Researchers at Mississippi State University created a coating that protects dry-curing hams from mites while meeting international requirements to protect the ozone layer, according to a study published in Journal of Meat Science.
In the past, ham mites have been controlled using methyl bromide, a substance that is food-safe but was listed in the 1989 Montreal Protocol, an international treaty to phase out the use and production of substances responsible for ozone depletion.
In the study, researchers created a food-grade coating using propylene glycol, a common food preservative, which they applied to hams before beginning the aging process, which can last several months to two years. The scientists found that mites avoided the hams that had been treated with the propylene glycol coating.
The researchers are also looking for additional ways to keep foods safe, according to Tom Phillips, a professor in the university’s entomology department. “The other things we are working on are common sense, sometimes used for centuries, such as extreme temperatures—heat or cold,” he says. “We have these methods that are safe for food.
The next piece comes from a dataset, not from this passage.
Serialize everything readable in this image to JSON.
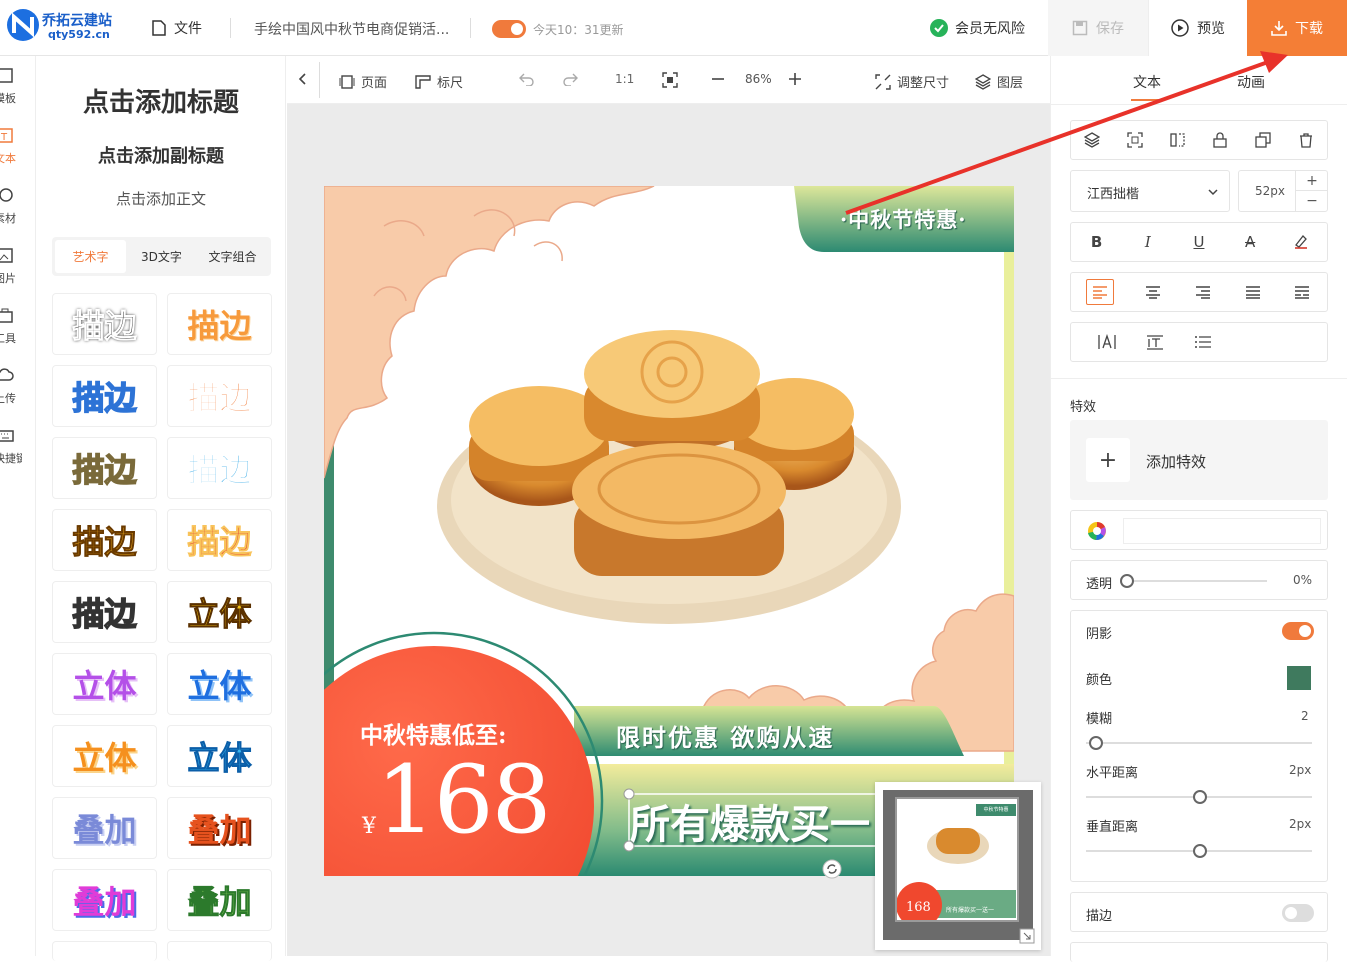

I always say that necessity is the mother of adoption; when they are needed, industry will adopt these methods, and we are here to help them.”